- [Your goal]:
Your response needs to be the data below, retyped exactly.

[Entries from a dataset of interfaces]
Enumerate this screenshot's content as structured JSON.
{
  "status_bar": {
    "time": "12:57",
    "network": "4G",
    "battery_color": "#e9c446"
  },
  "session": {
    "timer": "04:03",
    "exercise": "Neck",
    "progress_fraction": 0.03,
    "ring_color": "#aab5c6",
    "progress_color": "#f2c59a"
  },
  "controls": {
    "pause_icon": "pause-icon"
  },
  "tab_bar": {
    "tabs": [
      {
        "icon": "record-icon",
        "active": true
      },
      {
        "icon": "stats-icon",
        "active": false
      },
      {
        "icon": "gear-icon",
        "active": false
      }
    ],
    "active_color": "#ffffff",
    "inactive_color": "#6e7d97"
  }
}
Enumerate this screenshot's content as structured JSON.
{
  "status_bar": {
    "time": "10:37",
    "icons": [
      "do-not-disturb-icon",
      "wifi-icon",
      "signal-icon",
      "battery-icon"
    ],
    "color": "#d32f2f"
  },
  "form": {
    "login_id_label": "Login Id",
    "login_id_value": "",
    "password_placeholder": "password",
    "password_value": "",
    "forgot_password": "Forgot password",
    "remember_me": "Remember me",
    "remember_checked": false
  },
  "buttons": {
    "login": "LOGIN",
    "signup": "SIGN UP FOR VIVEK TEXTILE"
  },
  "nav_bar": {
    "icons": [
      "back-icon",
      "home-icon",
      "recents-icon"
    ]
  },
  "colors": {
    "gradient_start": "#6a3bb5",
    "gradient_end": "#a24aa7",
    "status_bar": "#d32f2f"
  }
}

- [The answer]:
Enumerate this screenshot's content as structured JSON.
{
  "status_bar": {
    "time": "12:57",
    "network": "4G",
    "battery_color": "#e9c446"
  },
  "session": {
    "timer": "04:03",
    "exercise": "Neck",
    "progress_fraction": 0.03,
    "ring_color": "#aab5c6",
    "progress_color": "#f2c59a"
  },
  "controls": {
    "pause_icon": "pause-icon"
  },
  "tab_bar": {
    "tabs": [
      {
        "icon": "record-icon",
        "active": true
      },
      {
        "icon": "stats-icon",
        "active": false
      },
      {
        "icon": "gear-icon",
        "active": false
      }
    ],
    "active_color": "#ffffff",
    "inactive_color": "#6e7d97"
  }
}
Enumerate this screenshot's content as structured JSON.
{
  "status_bar": {
    "time": "10:37",
    "icons": [
      "do-not-disturb-icon",
      "wifi-icon",
      "signal-icon",
      "battery-icon"
    ],
    "color": "#d32f2f"
  },
  "form": {
    "login_id_label": "Login Id",
    "login_id_value": "",
    "password_placeholder": "password",
    "password_value": "",
    "forgot_password": "Forgot password",
    "remember_me": "Remember me",
    "remember_checked": false
  },
  "buttons": {
    "login": "LOGIN",
    "signup": "SIGN UP FOR VIVEK TEXTILE"
  },
  "nav_bar": {
    "icons": [
      "back-icon",
      "home-icon",
      "recents-icon"
    ]
  },
  "colors": {
    "gradient_start": "#6a3bb5",
    "gradient_end": "#a24aa7",
    "status_bar": "#d32f2f"
  }
}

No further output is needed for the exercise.